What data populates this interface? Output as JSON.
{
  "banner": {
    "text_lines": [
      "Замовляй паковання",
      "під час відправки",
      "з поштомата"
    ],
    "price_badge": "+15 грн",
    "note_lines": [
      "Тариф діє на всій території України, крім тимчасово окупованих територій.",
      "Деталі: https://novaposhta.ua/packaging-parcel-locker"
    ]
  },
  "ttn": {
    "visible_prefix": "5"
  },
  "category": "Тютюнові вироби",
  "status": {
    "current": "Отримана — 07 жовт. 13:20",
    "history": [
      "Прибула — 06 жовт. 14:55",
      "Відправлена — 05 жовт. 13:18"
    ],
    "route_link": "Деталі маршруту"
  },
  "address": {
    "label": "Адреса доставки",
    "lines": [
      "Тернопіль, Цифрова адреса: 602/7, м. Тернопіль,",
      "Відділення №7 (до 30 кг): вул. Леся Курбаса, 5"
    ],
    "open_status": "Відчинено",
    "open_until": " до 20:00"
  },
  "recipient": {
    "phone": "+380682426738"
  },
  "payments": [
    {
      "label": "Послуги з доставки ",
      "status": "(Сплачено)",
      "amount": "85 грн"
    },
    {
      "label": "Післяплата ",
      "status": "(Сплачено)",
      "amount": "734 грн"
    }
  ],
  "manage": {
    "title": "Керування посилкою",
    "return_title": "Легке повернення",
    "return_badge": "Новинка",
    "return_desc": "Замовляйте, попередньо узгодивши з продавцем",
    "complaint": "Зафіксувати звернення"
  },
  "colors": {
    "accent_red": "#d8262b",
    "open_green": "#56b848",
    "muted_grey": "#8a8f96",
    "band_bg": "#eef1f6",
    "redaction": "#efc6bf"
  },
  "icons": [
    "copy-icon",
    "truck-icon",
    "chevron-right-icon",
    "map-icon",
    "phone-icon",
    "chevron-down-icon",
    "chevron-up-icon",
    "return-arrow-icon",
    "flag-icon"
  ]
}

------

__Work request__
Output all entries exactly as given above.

__Output for this exercise__
What data populates this interface? Output as JSON.
{
  "banner": {
    "text_lines": [
      "Замовляй паковання",
      "під час відправки",
      "з поштомата"
    ],
    "price_badge": "+15 грн",
    "note_lines": [
      "Тариф діє на всій території України, крім тимчасово окупованих територій.",
      "Деталі: https://novaposhta.ua/packaging-parcel-locker"
    ]
  },
  "ttn": {
    "visible_prefix": "5"
  },
  "category": "Тютюнові вироби",
  "status": {
    "current": "Отримана — 07 жовт. 13:20",
    "history": [
      "Прибула — 06 жовт. 14:55",
      "Відправлена — 05 жовт. 13:18"
    ],
    "route_link": "Деталі маршруту"
  },
  "address": {
    "label": "Адреса доставки",
    "lines": [
      "Тернопіль, Цифрова адреса: 602/7, м. Тернопіль,",
      "Відділення №7 (до 30 кг): вул. Леся Курбаса, 5"
    ],
    "open_status": "Відчинено",
    "open_until": " до 20:00"
  },
  "recipient": {
    "phone": "+380682426738"
  },
  "payments": [
    {
      "label": "Послуги з доставки ",
      "status": "(Сплачено)",
      "amount": "85 грн"
    },
    {
      "label": "Післяплата ",
      "status": "(Сплачено)",
      "amount": "734 грн"
    }
  ],
  "manage": {
    "title": "Керування посилкою",
    "return_title": "Легке повернення",
    "return_badge": "Новинка",
    "return_desc": "Замовляйте, попередньо узгодивши з продавцем",
    "complaint": "Зафіксувати звернення"
  },
  "colors": {
    "accent_red": "#d8262b",
    "open_green": "#56b848",
    "muted_grey": "#8a8f96",
    "band_bg": "#eef1f6",
    "redaction": "#efc6bf"
  },
  "icons": [
    "copy-icon",
    "truck-icon",
    "chevron-right-icon",
    "map-icon",
    "phone-icon",
    "chevron-down-icon",
    "chevron-up-icon",
    "return-arrow-icon",
    "flag-icon"
  ]
}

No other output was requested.